At least 351 schools were closed last week alone -- affecting 126,000 students in 19 states, according to the U.S. Education Department. So far this school year, about 600 schools have temporarily shut their doors.
The number of closures this year appears on target to surpass the roughly 700 schools closed in the spring when the new flu outbreak first hit.
"This is scary," said Kathryn Marchuk, a nurse whose son attends St. Charles East High School outside Chicago, which closed for three days last week after about 800 of its 2,200 students called in absent. "So many people are sick. It's just everywhere."
Many school officials said they were afraid the virus would spread faster if they stayed open.
Whether it is all effective is debatable. Some experts say that closing schools merely spreads the number of cases over a longer time.
But school officials like Frechette disagree, saying students who get sick this week while they're at home cannot infect nearly as many people if they were walking the hallways of schools.
With such a surge of sick students, many schools are also scrambling to come up with ways to keep kids on top of their studies.
The U.S. Education Department recommended districts and schools give ill students with remote learning opportunities such as take-home assignments or posting homework and class lessons online.
"If you want to make a kid really hate school ... the most effective thing you could do is to make them do their homework and schoolwork when they have a fever and are not feeling well," said Nancy Kalish, an education writer who co-authored a book, The Case Against Homework.
The Obama administration gave its most aggressive defense of the federal government's H1N1 swine flu vaccine campaign, with top officials arguing Wednesday that despite the shortages, the program had already been more successful than expected in some ways and millions of doses were quickly becoming available.
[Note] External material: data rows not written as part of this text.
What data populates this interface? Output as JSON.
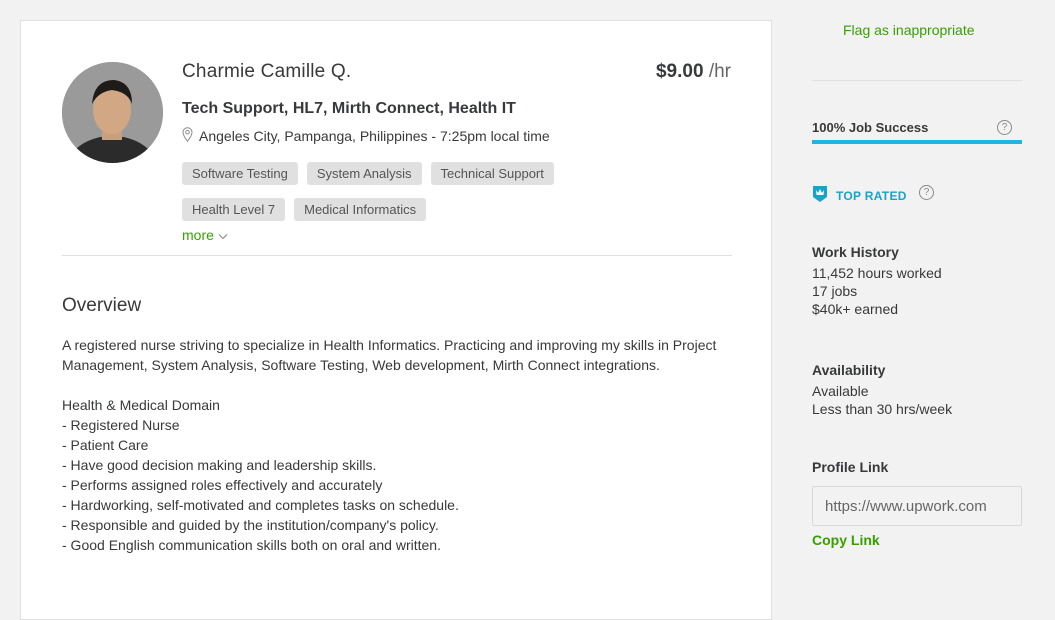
{
  "profile": {
    "name": "Charmie Camille Q.",
    "rate_amount": "$9.00",
    "rate_unit": "/hr",
    "headline": "Tech Support, HL7, Mirth Connect, Health IT",
    "location": "Angeles City, Pampanga, Philippines - 7:25pm local time",
    "skills": [
      "Software Testing",
      "System Analysis",
      "Technical Support",
      "Health Level 7",
      "Medical Informatics"
    ],
    "more_label": "more"
  },
  "overview": {
    "title": "Overview",
    "paragraph": "A registered nurse striving to specialize in Health Informatics. Practicing and improving my skills in Project Management, System Analysis, Software Testing, Web development, Mirth Connect integrations.",
    "lines": [
      "Health & Medical Domain",
      "- Registered Nurse",
      "- Patient Care",
      "- Have good decision making and leadership skills.",
      "- Performs assigned roles effectively and accurately",
      "- Hardworking, self-motivated and completes tasks on schedule.",
      "- Responsible and guided by the institution/company's policy.",
      "- Good English communication skills both on oral and written."
    ]
  },
  "sidebar": {
    "flag_label": "Flag as inappropriate",
    "job_success": "100% Job Success",
    "job_success_pct": 100,
    "top_rated": "TOP RATED",
    "work_history_title": "Work History",
    "hours_worked": "11,452 hours worked",
    "jobs": "17 jobs",
    "earned": "$40k+ earned",
    "availability_title": "Availability",
    "availability_status": "Available",
    "availability_hours": "Less than 30 hrs/week",
    "profile_link_title": "Profile Link",
    "profile_link_value": "https://www.upwork.com",
    "copy_link_label": "Copy Link"
  },
  "colors": {
    "accent_green": "#37a000",
    "accent_blue": "#20b5e0"
  },
  "icons": [
    "location-pin-icon",
    "chevron-down-icon",
    "help-icon",
    "top-rated-badge-icon"
  ]
}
While acknowledging that many Americans were frustrated by their inability to get the vaccine, two Cabinet members held a briefing for reporters to ask the public for their patience as the program is expected to quickly speed up.
"What we want to do is reset, in a way," said Homeland Security Secretary Janet Napolitano during the briefing with Health and Human Services Secretary Kathleen Sebelius, which was broadcast on the Internet. "It is frustrating to stand in line and wait for vaccine. For those who have been ill and even those who have had loved ones who passed away our sympathies couldn't be higher," Napolitano said. "But this is not a situation that is cause for panic."
Source » The Washington Post
Flu-like illnesses on college campuses, generally presumed to be pandemic H1N1 influenza, jumped 34 percent in the week ending Friday, the largest surge of the academic year, according to data compiled by the American College Health Association. A total of 8,861 new cases and 20 hospitalizations were reported by the 270 colleges and universities that provide data to the association.
Source » Los Angeles Times